> _Data excerpts_:
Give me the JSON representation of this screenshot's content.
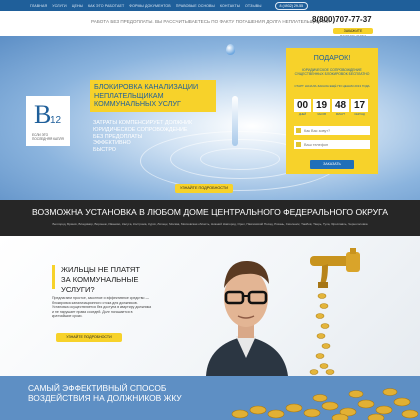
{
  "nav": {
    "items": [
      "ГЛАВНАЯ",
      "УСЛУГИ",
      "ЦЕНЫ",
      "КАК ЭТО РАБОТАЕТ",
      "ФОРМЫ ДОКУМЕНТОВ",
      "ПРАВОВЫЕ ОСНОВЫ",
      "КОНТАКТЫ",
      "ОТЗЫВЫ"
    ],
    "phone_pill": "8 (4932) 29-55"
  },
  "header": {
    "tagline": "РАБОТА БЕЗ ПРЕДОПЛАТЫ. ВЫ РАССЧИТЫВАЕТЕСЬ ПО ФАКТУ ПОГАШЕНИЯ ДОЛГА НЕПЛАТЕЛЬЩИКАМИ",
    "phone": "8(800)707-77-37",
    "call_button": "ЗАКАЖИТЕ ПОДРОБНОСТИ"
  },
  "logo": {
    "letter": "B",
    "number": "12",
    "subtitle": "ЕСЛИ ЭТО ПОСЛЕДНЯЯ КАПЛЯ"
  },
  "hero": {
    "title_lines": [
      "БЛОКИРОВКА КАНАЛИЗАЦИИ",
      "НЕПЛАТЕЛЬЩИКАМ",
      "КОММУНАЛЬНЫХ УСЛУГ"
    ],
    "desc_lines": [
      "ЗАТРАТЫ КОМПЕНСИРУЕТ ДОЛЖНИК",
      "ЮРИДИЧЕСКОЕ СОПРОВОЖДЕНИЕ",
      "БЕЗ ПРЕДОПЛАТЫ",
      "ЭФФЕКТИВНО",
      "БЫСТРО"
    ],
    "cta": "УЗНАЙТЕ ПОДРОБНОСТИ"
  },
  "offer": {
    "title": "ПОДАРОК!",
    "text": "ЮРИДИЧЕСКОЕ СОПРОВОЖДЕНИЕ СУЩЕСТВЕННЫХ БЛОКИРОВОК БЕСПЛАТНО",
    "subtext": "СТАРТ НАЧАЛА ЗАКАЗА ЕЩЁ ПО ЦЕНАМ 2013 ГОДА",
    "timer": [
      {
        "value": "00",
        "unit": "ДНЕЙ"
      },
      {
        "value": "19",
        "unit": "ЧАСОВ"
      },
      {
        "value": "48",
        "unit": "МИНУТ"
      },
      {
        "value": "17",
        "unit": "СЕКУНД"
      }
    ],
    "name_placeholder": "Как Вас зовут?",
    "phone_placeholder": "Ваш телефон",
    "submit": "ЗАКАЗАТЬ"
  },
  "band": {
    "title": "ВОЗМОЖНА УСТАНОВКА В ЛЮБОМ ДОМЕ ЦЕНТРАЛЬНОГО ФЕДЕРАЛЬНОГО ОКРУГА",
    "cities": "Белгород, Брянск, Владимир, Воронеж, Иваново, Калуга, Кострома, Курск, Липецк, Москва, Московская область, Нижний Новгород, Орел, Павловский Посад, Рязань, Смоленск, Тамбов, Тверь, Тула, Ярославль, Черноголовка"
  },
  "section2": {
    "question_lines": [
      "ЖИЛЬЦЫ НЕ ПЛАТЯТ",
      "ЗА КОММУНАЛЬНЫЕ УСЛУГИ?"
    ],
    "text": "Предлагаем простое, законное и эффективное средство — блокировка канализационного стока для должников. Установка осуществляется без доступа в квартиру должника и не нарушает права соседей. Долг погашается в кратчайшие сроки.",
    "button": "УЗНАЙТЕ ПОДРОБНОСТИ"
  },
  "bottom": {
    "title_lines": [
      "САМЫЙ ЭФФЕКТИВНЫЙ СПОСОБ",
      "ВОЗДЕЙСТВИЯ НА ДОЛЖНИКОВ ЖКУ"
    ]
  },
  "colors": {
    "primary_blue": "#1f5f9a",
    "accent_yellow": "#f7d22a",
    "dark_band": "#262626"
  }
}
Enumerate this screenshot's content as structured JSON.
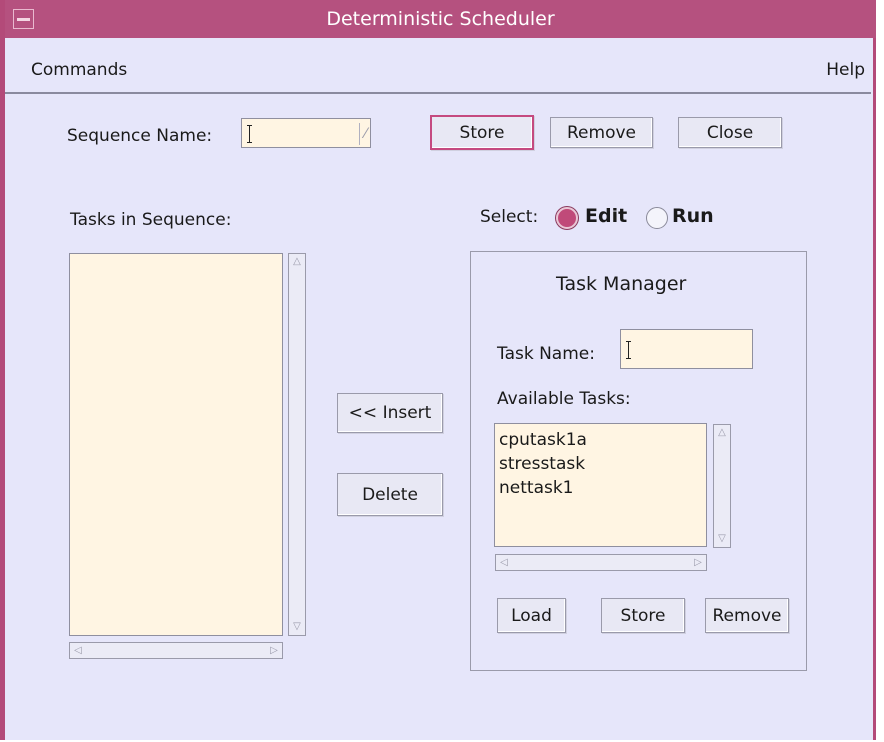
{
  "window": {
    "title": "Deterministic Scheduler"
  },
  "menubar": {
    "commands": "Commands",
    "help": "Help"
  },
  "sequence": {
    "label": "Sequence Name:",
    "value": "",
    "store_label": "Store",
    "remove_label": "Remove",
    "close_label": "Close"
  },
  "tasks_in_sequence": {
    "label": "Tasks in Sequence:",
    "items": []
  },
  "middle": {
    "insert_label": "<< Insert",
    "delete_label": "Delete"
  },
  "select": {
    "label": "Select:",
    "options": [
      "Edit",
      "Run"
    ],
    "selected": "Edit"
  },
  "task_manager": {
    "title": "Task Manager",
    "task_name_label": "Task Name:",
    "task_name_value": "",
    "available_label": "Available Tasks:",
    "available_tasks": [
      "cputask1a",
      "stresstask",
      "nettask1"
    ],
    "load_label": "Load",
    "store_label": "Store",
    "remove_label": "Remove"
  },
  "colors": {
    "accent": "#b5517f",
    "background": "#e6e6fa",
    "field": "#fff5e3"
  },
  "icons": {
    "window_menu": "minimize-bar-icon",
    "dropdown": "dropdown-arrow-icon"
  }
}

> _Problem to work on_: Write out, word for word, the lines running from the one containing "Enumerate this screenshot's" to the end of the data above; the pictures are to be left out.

> _Answer section_:
Enumerate this screenshot's content as structured JSON.
{
  "window": {
    "title": "Deterministic Scheduler"
  },
  "menubar": {
    "commands": "Commands",
    "help": "Help"
  },
  "sequence": {
    "label": "Sequence Name:",
    "value": "",
    "store_label": "Store",
    "remove_label": "Remove",
    "close_label": "Close"
  },
  "tasks_in_sequence": {
    "label": "Tasks in Sequence:",
    "items": []
  },
  "middle": {
    "insert_label": "<< Insert",
    "delete_label": "Delete"
  },
  "select": {
    "label": "Select:",
    "options": [
      "Edit",
      "Run"
    ],
    "selected": "Edit"
  },
  "task_manager": {
    "title": "Task Manager",
    "task_name_label": "Task Name:",
    "task_name_value": "",
    "available_label": "Available Tasks:",
    "available_tasks": [
      "cputask1a",
      "stresstask",
      "nettask1"
    ],
    "load_label": "Load",
    "store_label": "Store",
    "remove_label": "Remove"
  },
  "colors": {
    "accent": "#b5517f",
    "background": "#e6e6fa",
    "field": "#fff5e3"
  },
  "icons": {
    "window_menu": "minimize-bar-icon",
    "dropdown": "dropdown-arrow-icon"
  }
}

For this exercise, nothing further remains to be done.